The text depicts a time of great change in Nigeria, a period of 10 years that covers its initial post-independence struggles to the civil war over Biafra's secession. Adichie examines the way political changes affect the internal and external lives of individuals. Some react with strength to outside change, like Kainene, Olanna, and Ugwu, who forge new identities and find new power. Some crumble—like Odenigbo, who takes to drinking. Others are victims, like Anty Ifeka, despite her proud assertion, "My life will change only if I want it to change" (Chapter 20).
Loss is a big part of change, but with loss comes new life, even in the worst of circumstances: Olanna loses her beloved family, her money, her closeness with Odenigbo, and her sense of safety, but gains a deep relationship with her sister Kainene, her daughter Baby, and a sense of personal agency she never had before. Kainene asserts the primacy of personal agency, even through profound loss, when she declares, "We are all in this war; and it is up to us to decide to become somebody else or not" (Chapter 31).
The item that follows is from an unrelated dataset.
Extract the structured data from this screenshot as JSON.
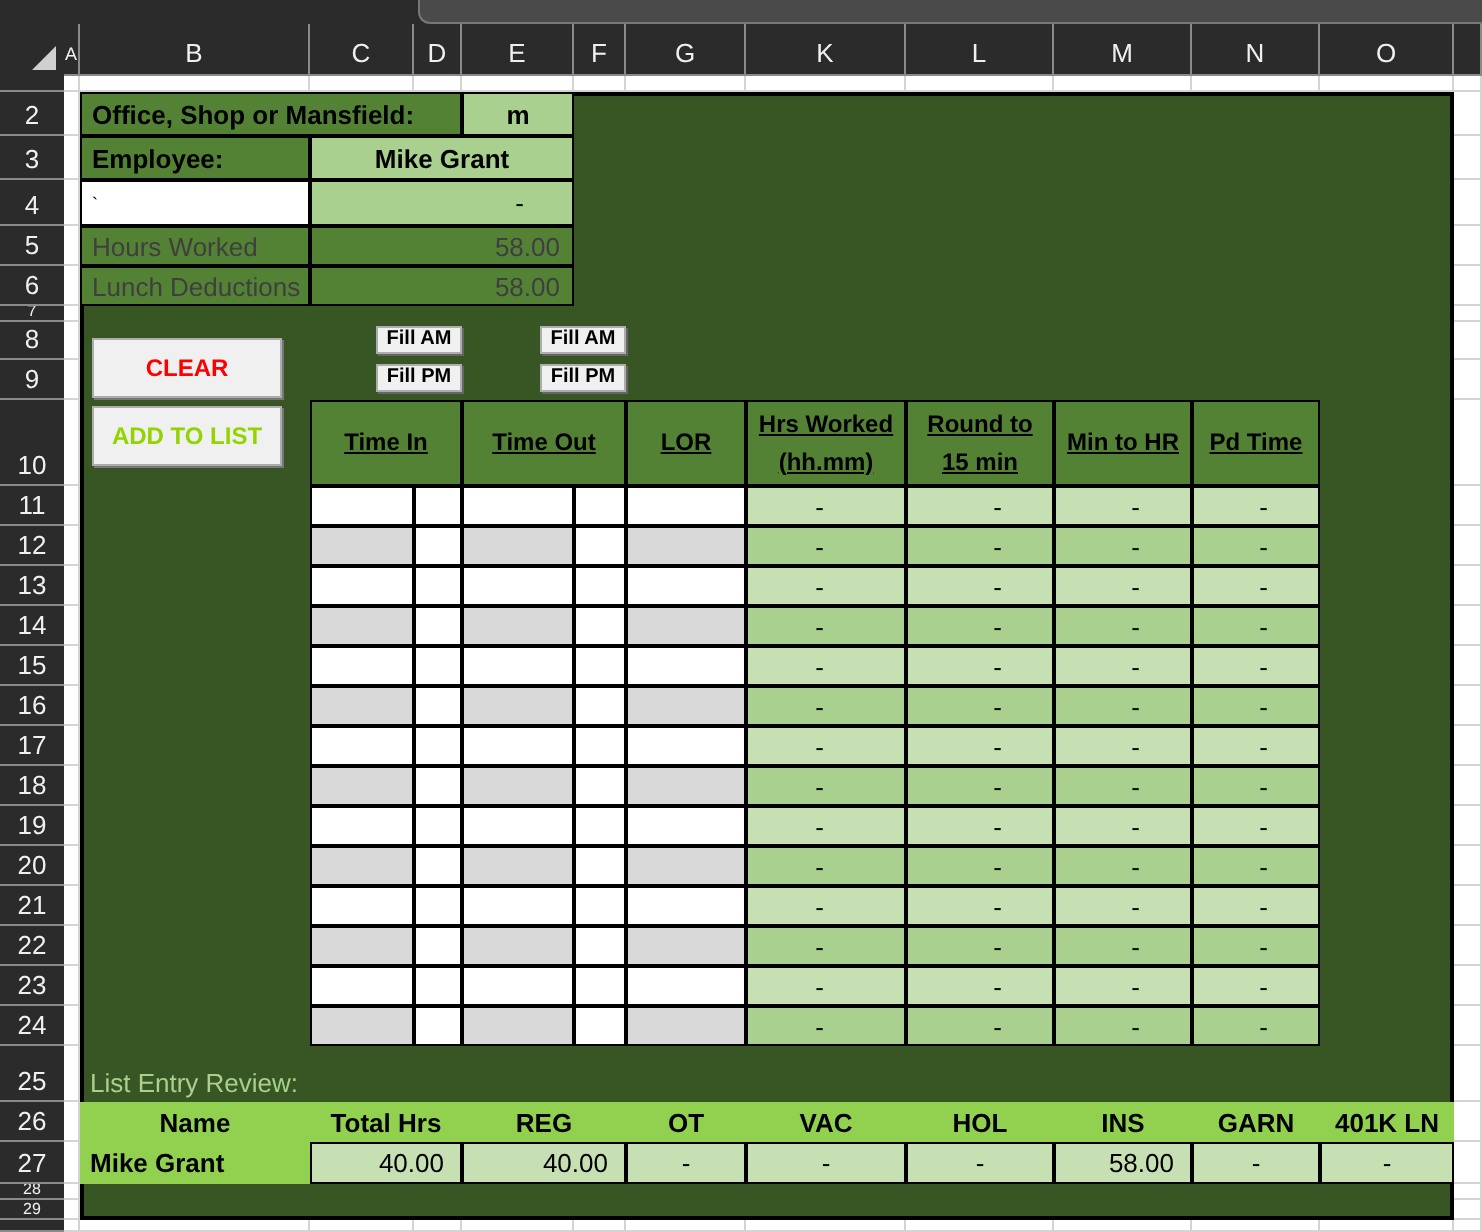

Ugwu experiences the most profound changes of any character. He begins as a naïve village boy, becoming a member of the educated class, a soldier (with its attendant labels of "killer" and "rapist"), and finally a writer involved in the healing and expression of the experiences of his people. These changes come at the loss of his connection with his village and the life he knew there, which is itself forever altered by the war. The change from a life of luxury to one of abject poverty, the introduction of death and war as features of daily life, and the fear and uncertainty that tug at self-confidence are all changes the characters of Half of a Yellow Sun wrestle with.